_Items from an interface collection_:

════════

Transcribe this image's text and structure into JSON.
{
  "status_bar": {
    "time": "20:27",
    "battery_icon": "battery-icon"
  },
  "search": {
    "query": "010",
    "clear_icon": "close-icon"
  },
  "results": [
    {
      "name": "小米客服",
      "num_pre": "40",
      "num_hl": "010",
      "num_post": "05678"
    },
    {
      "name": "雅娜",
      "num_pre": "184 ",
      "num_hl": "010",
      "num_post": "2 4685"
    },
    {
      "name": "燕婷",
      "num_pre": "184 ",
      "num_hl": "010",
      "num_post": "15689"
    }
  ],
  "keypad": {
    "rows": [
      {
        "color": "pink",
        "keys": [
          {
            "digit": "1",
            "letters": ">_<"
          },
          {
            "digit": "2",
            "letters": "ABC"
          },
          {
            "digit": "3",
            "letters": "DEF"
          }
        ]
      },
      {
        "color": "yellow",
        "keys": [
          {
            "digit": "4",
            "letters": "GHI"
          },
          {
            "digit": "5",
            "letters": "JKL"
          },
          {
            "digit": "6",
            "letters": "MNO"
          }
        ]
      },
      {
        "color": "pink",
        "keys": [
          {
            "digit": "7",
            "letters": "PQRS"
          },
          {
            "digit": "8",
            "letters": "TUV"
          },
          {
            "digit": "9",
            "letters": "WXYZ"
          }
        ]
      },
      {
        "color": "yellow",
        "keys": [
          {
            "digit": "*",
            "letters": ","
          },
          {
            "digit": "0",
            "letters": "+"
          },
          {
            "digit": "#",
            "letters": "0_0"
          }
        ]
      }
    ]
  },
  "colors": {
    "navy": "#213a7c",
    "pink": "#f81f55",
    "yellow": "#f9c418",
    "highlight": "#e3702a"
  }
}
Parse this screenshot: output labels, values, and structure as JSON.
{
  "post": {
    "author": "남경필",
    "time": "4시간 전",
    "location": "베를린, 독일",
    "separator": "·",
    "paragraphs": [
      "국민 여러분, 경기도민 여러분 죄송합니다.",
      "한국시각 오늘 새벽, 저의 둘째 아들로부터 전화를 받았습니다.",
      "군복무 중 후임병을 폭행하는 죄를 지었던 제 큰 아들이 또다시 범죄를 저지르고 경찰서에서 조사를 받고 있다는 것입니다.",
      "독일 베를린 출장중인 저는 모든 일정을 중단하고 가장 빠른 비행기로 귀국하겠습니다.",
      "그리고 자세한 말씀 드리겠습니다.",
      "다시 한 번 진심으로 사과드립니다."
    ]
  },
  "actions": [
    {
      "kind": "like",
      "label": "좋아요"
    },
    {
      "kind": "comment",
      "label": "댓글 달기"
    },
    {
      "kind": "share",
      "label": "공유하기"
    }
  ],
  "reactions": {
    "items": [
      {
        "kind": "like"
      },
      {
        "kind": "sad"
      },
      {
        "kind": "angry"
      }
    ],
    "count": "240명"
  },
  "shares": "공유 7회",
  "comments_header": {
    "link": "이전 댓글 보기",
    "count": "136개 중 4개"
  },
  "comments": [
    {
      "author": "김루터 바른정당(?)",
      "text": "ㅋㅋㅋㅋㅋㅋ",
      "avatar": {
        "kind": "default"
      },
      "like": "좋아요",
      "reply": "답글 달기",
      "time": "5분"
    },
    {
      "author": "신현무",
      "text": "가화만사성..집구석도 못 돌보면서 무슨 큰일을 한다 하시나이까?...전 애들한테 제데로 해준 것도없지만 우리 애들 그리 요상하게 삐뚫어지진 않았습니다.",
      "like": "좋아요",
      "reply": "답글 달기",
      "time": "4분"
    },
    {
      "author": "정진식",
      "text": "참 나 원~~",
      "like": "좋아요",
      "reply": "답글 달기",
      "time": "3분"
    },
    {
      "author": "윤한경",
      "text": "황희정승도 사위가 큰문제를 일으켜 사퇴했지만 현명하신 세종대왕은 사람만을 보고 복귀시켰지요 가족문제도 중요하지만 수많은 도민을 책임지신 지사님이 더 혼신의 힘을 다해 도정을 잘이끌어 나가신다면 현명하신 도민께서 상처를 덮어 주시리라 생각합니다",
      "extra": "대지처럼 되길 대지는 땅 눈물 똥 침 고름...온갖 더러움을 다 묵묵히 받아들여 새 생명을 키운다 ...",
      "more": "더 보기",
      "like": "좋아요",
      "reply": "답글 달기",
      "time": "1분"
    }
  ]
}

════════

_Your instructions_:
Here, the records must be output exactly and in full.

_Response to the task_:
Transcribe this image's text and structure into JSON.
{
  "status_bar": {
    "time": "20:27",
    "battery_icon": "battery-icon"
  },
  "search": {
    "query": "010",
    "clear_icon": "close-icon"
  },
  "results": [
    {
      "name": "小米客服",
      "num_pre": "40",
      "num_hl": "010",
      "num_post": "05678"
    },
    {
      "name": "雅娜",
      "num_pre": "184 ",
      "num_hl": "010",
      "num_post": "2 4685"
    },
    {
      "name": "燕婷",
      "num_pre": "184 ",
      "num_hl": "010",
      "num_post": "15689"
    }
  ],
  "keypad": {
    "rows": [
      {
        "color": "pink",
        "keys": [
          {
            "digit": "1",
            "letters": ">_<"
          },
          {
            "digit": "2",
            "letters": "ABC"
          },
          {
            "digit": "3",
            "letters": "DEF"
          }
        ]
      },
      {
        "color": "yellow",
        "keys": [
          {
            "digit": "4",
            "letters": "GHI"
          },
          {
            "digit": "5",
            "letters": "JKL"
          },
          {
            "digit": "6",
            "letters": "MNO"
          }
        ]
      },
      {
        "color": "pink",
        "keys": [
          {
            "digit": "7",
            "letters": "PQRS"
          },
          {
            "digit": "8",
            "letters": "TUV"
          },
          {
            "digit": "9",
            "letters": "WXYZ"
          }
        ]
      },
      {
        "color": "yellow",
        "keys": [
          {
            "digit": "*",
            "letters": ","
          },
          {
            "digit": "0",
            "letters": "+"
          },
          {
            "digit": "#",
            "letters": "0_0"
          }
        ]
      }
    ]
  },
  "colors": {
    "navy": "#213a7c",
    "pink": "#f81f55",
    "yellow": "#f9c418",
    "highlight": "#e3702a"
  }
}
Parse this screenshot: output labels, values, and structure as JSON.
{
  "post": {
    "author": "남경필",
    "time": "4시간 전",
    "location": "베를린, 독일",
    "separator": "·",
    "paragraphs": [
      "국민 여러분, 경기도민 여러분 죄송합니다.",
      "한국시각 오늘 새벽, 저의 둘째 아들로부터 전화를 받았습니다.",
      "군복무 중 후임병을 폭행하는 죄를 지었던 제 큰 아들이 또다시 범죄를 저지르고 경찰서에서 조사를 받고 있다는 것입니다.",
      "독일 베를린 출장중인 저는 모든 일정을 중단하고 가장 빠른 비행기로 귀국하겠습니다.",
      "그리고 자세한 말씀 드리겠습니다.",
      "다시 한 번 진심으로 사과드립니다."
    ]
  },
  "actions": [
    {
      "kind": "like",
      "label": "좋아요"
    },
    {
      "kind": "comment",
      "label": "댓글 달기"
    },
    {
      "kind": "share",
      "label": "공유하기"
    }
  ],
  "reactions": {
    "items": [
      {
        "kind": "like"
      },
      {
        "kind": "sad"
      },
      {
        "kind": "angry"
      }
    ],
    "count": "240명"
  },
  "shares": "공유 7회",
  "comments_header": {
    "link": "이전 댓글 보기",
    "count": "136개 중 4개"
  },
  "comments": [
    {
      "author": "김루터 바른정당(?)",
      "text": "ㅋㅋㅋㅋㅋㅋ",
      "avatar": {
        "kind": "default"
      },
      "like": "좋아요",
      "reply": "답글 달기",
      "time": "5분"
    },
    {
      "author": "신현무",
      "text": "가화만사성..집구석도 못 돌보면서 무슨 큰일을 한다 하시나이까?...전 애들한테 제데로 해준 것도없지만 우리 애들 그리 요상하게 삐뚫어지진 않았습니다.",
      "like": "좋아요",
      "reply": "답글 달기",
      "time": "4분"
    },
    {
      "author": "정진식",
      "text": "참 나 원~~",
      "like": "좋아요",
      "reply": "답글 달기",
      "time": "3분"
    },
    {
      "author": "윤한경",
      "text": "황희정승도 사위가 큰문제를 일으켜 사퇴했지만 현명하신 세종대왕은 사람만을 보고 복귀시켰지요 가족문제도 중요하지만 수많은 도민을 책임지신 지사님이 더 혼신의 힘을 다해 도정을 잘이끌어 나가신다면 현명하신 도민께서 상처를 덮어 주시리라 생각합니다",
      "extra": "대지처럼 되길 대지는 땅 눈물 똥 침 고름...온갖 더러움을 다 묵묵히 받아들여 새 생명을 키운다 ...",
      "more": "더 보기",
      "like": "좋아요",
      "reply": "답글 달기",
      "time": "1분"
    }
  ]
}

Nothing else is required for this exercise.